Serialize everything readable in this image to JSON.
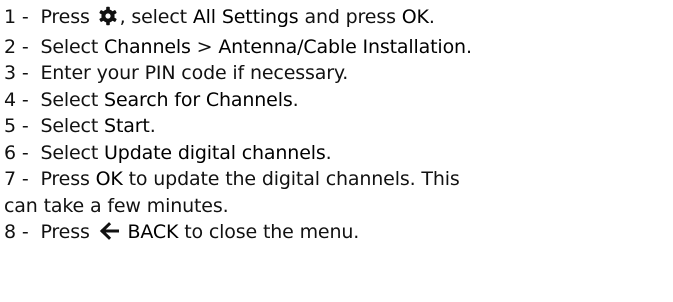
{
  "steps": [
    {
      "num": "1 -",
      "t1": "Press",
      "t2": ", select",
      "b1": "All Settings",
      "t3": "and press",
      "b2": "OK",
      "t4": "."
    },
    {
      "num": "2 -",
      "t1": "Select",
      "b1": "Channels",
      "t2": ">",
      "b2": "Antenna/Cable Installation",
      "t3": "."
    },
    {
      "num": "3 -",
      "t1": "Enter your PIN code if necessary."
    },
    {
      "num": "4 -",
      "t1": "Select",
      "b1": "Search for Channels",
      "t2": "."
    },
    {
      "num": "5 -",
      "t1": "Select",
      "b1": "Start",
      "t2": "."
    },
    {
      "num": "6 -",
      "t1": "Select",
      "b1": "Update digital channels",
      "t2": "."
    },
    {
      "num": "7 -",
      "t1": "Press",
      "b1": "OK",
      "t2": "to update the digital channels. This"
    },
    {
      "t1": "can take a few minutes."
    },
    {
      "num": "8 -",
      "t1": "Press",
      "b1": "BACK",
      "t2": "to close the menu."
    }
  ],
  "icons": {
    "settings": "gear-icon",
    "back": "left-arrow-icon"
  }
}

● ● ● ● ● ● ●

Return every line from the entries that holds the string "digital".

• **Worked solution**:
      "b1": "Update digital channels",
      "t2": "to update the digital channels. This"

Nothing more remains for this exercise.